Kid Koala is not a game developer. Born Eric San, the Canadian DJ and turntablist has been spinning records and making beats since he was 12. Over the past three decades, he's DJ'd breakdancing battles and worked with legends of the electronic music scene like Amon Tobin. He's also scored films, written graphic novels and even collaborated with Mike Patton of Faith No More and Dan the Automator on an album of "love" songs. But he is not a game developer. Like many, he grew up playing Super Mario Bros., and back then if you'd told him one day he'd work with Nintendo, he'd never have believed you.
His latest project is Floor Kids, a rhythm game that's a celebration of breakdancing culture. It's something he worked on, one way or another, for over ten years. The game was released last December for Nintendo Switch as part of the company's "Nindies" program. When San and creative partner Jonathan "JonJon" Ng were first approached by Nintendo, neither had any idea what a Switch was, but agreed anyway. "Nintendo was like some company from outer space that created this awesome game," he said. "It was a no-brainer for me." Now, the game is coming to PC, PlayStation 4 and Xbox One very soon.
Floor Kids started life over a decade ago when San and Ng were working at Canada's National Film Board. San had just released Your Mom's Favourite DJ, and Ng was animating a short film about a kid with Asthma. Ng had been a breakdancer off and on for awhile, but it took until 2004 for him to form a regular crew and start practicing weekly. He'd spend his days animating, then go home and dance and to wind down from that; he'd sketch breakdance animations. He doesn't consider himself a professional dancer, but said that he'll "definitely get down and help get the party started." During crunch, the stressful final stage of game development, Ng would breakdance in the studio to relieve muscle pains from drawing.
He was familiar with Kid Koala thanks to breakdancing, and one day showed up at San's house with a stack of animation paper. On it were a couple of kids having a breakdancing battle, bouncing around from page to page. San recalled nodding his head to the silent beat the kids were dancing to as Ng flipped through the paper. Ng said that his drawing rhythm could've influenced what he'd shown San, or it could've been the way he was fluttering the pages.
As you can see in the short above, the characters' moves have subtle differences and styles. Ng's animations are driven by an acute knowledge of the physics of the dance moves and how they link from step to step. His understanding of the nuance and different styles enabled him to break each windmill or head-spin down into individual frames of animation. "He literally knows the rotations, the gravitational torque on all the spins just because he's done the moves himself," San said. "I realized I was dealing with a bit of a savant," he added, laughing.
After that, the pair began collaborating, with San providing foley work and music for Ng's short films, even taking the animations on tour to serve as visuals during his concerts. The pair knew that their project had potential, but weren't sure what to do with it. Five years ago, San took to Twitter to in his words, "cold call" some local game developers and see if they'd want to talk.
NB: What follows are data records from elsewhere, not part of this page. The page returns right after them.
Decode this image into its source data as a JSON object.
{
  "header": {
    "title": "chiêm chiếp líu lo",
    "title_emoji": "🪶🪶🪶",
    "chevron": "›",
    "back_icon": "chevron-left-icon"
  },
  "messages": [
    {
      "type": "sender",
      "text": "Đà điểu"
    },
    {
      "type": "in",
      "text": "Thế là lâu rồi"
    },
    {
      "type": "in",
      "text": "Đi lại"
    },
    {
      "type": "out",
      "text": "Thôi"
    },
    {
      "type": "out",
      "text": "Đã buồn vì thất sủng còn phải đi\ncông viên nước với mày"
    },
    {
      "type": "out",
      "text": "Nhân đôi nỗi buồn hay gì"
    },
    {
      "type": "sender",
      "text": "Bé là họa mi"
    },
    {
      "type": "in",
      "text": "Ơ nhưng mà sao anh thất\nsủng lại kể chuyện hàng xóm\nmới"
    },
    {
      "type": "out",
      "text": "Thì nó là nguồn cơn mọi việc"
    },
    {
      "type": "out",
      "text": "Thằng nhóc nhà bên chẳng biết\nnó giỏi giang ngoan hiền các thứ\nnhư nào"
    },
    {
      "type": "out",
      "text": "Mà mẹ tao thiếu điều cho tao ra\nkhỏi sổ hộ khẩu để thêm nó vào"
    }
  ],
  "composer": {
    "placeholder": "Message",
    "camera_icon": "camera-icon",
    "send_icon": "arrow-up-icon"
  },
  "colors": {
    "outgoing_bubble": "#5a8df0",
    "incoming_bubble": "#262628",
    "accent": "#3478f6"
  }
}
Mike Wozniewski is the founder of Hololabs, a development studio in British Columbia, Canada. Ng and San met with him in 2013, and he was the first developer who didn't mention changing Floor Kids' expressive art style. "[Hololabs] stepped up to the plate and really wanted to do it exactly how it was in the old videos," Ng said. Other programmers wanted a "super digital" aesthetic that'd be easier to code. That wasn't something Ng wanted because it'd take away the spirit of how he works.
"In my animation career, a lot of times that roughness, that sketchiness, gets cut at a certain part of the process," he said. He continued the clean versions don't look as good as they did prior, "but this is what you're told is going to sell the product better."
Ng has set up shop at break competitions before, using a marker to draw the winner, Floor Kids style. Then he'd give it to them on the spot. "Because I understand the dance as a language, I know their best moves, and I'll make sure it's one of the most memorable moments from the battle."
Floor Kids: The Video Game's animation and art aren't perfect because they were never supposed to be. Everything has a bit of a rough, penciled look like it was ripped out of a sketchbook — not a Disney animation cel. Even when you're glancing at screenshots, everything feels like it's in motion. Ng attributes that to his manner of pencil and brush strokes. He said that the speed with which you put a line on a page is the speed the eye traces the drawing. "If you're really hesitant and feathery, and take a really long time, your eye might take a really long time," he said. "If you do stuff really loose and fast and sketchy, your eyes tend to move that way too."